One of two prisoners believed to have escaped Saturday from the Mississippi State Penitentiary at Parchman is back in custody, investigators said early Sunday.
The Mississippi Department of Corrections tweeted just before 3:30 a.m. that David May was in custody.
Further details weren’t immediately released.
David May, 42, is serving a life sentence for two aggravated assault convictions in Harrison County, Mississippi. He escaped from the Mississippi State Penitentiary at Parchman on Saturday. Investigators announced Sunday he’s back in custody. (Mississippi Department of Corrections)
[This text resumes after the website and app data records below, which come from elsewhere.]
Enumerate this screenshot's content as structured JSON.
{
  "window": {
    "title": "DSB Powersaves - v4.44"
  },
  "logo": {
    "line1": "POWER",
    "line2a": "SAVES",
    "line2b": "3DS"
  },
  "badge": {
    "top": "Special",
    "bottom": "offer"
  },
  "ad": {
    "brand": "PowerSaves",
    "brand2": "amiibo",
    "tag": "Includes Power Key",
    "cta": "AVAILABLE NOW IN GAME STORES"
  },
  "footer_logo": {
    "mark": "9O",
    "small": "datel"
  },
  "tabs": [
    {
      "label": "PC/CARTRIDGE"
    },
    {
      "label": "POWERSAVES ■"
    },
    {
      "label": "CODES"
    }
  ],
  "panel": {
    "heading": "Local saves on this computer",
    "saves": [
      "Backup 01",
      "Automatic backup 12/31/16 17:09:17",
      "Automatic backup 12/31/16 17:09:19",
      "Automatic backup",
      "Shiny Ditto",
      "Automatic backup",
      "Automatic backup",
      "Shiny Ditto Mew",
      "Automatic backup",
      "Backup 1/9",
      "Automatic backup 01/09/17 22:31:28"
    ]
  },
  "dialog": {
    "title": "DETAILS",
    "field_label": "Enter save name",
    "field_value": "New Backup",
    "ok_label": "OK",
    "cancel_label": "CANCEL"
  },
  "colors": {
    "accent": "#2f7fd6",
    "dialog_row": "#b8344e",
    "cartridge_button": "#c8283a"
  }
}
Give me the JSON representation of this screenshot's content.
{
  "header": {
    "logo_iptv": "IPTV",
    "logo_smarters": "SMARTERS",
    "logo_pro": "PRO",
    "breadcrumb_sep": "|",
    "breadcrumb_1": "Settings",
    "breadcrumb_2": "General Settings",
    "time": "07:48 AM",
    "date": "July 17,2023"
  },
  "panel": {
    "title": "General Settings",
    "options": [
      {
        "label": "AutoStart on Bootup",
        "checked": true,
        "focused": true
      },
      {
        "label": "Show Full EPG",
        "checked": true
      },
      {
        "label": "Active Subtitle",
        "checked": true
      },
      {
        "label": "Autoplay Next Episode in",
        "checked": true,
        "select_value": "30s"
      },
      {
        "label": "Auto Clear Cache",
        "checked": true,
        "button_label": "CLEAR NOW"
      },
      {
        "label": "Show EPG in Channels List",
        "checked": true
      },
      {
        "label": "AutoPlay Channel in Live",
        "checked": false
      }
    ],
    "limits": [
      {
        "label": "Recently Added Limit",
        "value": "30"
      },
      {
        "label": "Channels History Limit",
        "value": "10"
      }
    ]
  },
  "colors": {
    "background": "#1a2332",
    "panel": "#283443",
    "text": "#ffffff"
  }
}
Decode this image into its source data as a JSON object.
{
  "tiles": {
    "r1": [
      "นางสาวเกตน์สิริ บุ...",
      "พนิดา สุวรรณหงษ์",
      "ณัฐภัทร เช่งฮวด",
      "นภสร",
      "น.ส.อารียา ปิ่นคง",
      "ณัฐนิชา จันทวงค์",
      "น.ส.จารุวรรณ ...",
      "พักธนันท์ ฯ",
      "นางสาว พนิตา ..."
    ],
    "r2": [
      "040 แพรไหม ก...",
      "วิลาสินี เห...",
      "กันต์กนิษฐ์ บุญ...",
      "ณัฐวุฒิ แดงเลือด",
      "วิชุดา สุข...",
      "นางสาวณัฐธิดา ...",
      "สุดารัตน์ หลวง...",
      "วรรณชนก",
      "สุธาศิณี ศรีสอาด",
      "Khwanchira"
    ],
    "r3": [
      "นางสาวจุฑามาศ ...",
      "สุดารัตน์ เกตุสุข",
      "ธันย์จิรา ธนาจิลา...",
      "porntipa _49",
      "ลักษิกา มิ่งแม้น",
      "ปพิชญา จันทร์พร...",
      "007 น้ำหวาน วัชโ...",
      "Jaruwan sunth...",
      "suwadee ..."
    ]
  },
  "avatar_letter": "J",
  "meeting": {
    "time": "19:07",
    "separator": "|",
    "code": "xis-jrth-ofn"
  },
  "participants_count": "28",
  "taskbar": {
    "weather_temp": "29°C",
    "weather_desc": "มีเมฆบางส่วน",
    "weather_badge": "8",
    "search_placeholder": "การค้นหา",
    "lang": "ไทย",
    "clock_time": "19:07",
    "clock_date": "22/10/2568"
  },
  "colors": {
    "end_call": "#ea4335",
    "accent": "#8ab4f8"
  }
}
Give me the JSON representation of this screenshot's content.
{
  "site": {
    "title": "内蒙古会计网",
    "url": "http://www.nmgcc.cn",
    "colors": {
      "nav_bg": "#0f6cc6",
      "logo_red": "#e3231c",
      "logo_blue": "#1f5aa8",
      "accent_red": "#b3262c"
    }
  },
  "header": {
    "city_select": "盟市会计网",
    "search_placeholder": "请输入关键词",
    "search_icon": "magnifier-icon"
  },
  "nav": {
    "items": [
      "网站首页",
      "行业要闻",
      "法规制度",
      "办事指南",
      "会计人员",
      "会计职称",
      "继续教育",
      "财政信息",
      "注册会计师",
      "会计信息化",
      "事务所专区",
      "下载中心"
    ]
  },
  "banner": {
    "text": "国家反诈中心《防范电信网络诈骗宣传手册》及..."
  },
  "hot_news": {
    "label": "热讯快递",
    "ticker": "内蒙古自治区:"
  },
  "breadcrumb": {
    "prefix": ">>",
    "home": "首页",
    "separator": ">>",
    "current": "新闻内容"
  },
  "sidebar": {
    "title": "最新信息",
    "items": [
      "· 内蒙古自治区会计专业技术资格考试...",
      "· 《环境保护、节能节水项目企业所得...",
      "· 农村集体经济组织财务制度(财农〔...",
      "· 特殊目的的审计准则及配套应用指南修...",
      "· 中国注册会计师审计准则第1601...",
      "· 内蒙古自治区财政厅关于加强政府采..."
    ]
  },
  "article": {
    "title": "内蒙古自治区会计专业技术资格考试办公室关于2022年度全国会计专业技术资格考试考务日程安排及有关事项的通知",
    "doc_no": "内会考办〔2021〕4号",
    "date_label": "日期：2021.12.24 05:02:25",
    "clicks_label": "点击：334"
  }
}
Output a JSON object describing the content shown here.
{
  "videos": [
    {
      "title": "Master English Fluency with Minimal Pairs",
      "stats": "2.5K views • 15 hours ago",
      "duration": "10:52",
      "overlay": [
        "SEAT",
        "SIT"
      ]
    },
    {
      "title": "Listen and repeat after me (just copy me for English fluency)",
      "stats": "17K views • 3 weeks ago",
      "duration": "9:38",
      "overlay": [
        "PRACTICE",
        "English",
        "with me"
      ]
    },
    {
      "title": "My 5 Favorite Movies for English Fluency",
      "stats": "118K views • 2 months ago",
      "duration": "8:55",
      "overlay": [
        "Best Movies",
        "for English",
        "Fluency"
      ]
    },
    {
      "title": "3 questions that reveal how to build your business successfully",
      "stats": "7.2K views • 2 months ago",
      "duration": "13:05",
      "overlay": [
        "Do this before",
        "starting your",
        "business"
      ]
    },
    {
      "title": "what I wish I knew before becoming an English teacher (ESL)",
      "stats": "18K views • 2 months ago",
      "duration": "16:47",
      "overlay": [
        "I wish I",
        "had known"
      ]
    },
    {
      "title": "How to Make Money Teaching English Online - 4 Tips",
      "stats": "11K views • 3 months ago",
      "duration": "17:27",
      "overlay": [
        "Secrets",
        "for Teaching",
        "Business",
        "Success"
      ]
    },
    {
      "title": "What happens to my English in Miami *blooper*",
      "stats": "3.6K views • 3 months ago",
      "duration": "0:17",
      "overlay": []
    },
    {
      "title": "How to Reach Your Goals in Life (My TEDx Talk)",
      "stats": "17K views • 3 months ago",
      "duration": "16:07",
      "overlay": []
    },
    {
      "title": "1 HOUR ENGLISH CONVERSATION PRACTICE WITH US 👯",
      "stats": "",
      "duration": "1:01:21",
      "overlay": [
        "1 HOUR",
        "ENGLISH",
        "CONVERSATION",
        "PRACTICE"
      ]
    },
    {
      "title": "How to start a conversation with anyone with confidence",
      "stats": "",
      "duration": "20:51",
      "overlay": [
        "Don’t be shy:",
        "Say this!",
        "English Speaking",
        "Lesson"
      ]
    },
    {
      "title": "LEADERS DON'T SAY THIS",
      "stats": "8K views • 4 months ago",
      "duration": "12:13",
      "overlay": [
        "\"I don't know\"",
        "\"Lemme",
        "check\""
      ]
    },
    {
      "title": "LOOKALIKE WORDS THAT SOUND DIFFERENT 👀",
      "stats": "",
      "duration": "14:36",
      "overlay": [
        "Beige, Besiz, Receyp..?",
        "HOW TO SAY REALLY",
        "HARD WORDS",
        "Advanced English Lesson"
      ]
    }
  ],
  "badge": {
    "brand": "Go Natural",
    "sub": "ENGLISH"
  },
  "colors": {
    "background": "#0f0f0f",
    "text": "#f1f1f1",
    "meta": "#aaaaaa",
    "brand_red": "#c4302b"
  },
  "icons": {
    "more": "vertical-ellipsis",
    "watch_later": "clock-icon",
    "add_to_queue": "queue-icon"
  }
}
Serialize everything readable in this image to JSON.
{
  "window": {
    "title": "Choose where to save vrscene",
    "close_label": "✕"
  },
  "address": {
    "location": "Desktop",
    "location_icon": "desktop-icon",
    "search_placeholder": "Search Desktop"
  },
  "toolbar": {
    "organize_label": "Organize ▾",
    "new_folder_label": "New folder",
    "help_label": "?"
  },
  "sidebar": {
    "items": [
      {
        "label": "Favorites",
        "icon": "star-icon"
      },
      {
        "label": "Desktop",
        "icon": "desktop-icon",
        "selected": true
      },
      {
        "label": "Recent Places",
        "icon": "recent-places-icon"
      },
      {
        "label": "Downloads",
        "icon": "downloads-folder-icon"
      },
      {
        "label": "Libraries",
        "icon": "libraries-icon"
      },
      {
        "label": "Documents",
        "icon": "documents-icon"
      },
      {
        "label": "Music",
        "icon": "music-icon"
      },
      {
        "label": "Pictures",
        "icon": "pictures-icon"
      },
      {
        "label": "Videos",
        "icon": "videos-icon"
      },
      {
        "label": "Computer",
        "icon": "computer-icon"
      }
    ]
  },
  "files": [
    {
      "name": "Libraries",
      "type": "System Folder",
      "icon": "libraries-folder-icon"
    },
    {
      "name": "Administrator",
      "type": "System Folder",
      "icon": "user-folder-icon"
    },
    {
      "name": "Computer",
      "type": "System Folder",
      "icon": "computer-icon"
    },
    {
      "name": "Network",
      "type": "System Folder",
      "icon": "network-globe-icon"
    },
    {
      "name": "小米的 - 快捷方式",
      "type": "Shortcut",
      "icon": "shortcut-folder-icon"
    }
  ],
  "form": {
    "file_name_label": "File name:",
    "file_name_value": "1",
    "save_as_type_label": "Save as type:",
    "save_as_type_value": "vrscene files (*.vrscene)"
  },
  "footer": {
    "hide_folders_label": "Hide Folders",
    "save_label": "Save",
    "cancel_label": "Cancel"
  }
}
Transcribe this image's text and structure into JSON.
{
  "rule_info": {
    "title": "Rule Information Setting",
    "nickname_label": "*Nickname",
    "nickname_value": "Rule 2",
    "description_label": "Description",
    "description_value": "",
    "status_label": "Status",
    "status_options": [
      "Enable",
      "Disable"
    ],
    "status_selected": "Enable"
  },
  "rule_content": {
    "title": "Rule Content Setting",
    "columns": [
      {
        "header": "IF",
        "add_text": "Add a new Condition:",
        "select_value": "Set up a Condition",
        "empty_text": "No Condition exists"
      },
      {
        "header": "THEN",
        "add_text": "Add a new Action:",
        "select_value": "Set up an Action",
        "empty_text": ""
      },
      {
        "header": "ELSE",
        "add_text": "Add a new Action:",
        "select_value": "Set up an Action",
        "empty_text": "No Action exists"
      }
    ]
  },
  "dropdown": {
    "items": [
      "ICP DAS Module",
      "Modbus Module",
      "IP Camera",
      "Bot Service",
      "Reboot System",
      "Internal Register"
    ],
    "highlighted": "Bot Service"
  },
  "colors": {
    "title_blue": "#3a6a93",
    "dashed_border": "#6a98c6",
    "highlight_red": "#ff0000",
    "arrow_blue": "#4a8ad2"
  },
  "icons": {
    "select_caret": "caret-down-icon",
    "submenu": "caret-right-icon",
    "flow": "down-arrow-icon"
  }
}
The Corrections Department said that May, 42, and Dillion Williams, 27, were discovered missing from Parchman during an “emergency count” about 1:45 a.m. Saturday.
May was serving a life sentence for two aggravated assault convictions in Harrison County, and Williams was serving a 40-year sentence for residential burglary and aggravated assault in Marshall County.
Dillion Williams, 27, was serving a 40-year sentence for residential burglary and aggravated assault in Marshall County, Mississippi. He escaped from the Mississippi State Penitentiary at Parchman on Saturday and was still on the run Sunday. (Mississippi Department of Corrections)
Gov. Phil Bryant tweeted Saturday that he directed “the use of all necessary assets and personnel” to find the two inmates who escaped.
Parchman is a series of cell blocks scattered across thousands of acres of farmland in Mississippi’s Delta region. Inmates who’d escape their cells sometimes wouldn’t make it off the property.
Five inmates have died in prison violence since Dec. 29; three of those deaths took place at Parchman.
Corrections Commissioner Pelicia Hall, Mississippi’s outgoing prisons chief, said Friday that four of the five killings of inmates since Sunday stemmed from gang violence, as guards struggled to maintain control of restive inmates.
Relatives of inmates who spoke to The Associated Press and other news outlets said there’s an ongoing confrontation between the Vice Lords and Black Gangster Disciples.
The two gangs have warred behind bars in Mississippi; previous confrontations at Parchman and other prisons have taken place over the past 15 years. A 2015 survey found nearly 3,000 Black Gangster Disciple members and nearly 2,000 Vice Lords in prisons statewide.
Mississippi’s prison system has struggled to fill guard vacancies, with Hall saying it’s difficult to attract people with salaries starting below $25,000 a year. Some guards ended up bringing illegal drugs and cellphones into prisons. Criminal charges were filed in 2014 against 26 state correctional officers.
Some prisons, including South Mississippi, had areas where many prisoners were housed in bunks in one large room, instead of individual cells, which could lead to worsened security problems. South Mississippi, in Greene County, was locked down for almost all of 2019, in part because of guard shortages.
The Associated Press contributed to this report.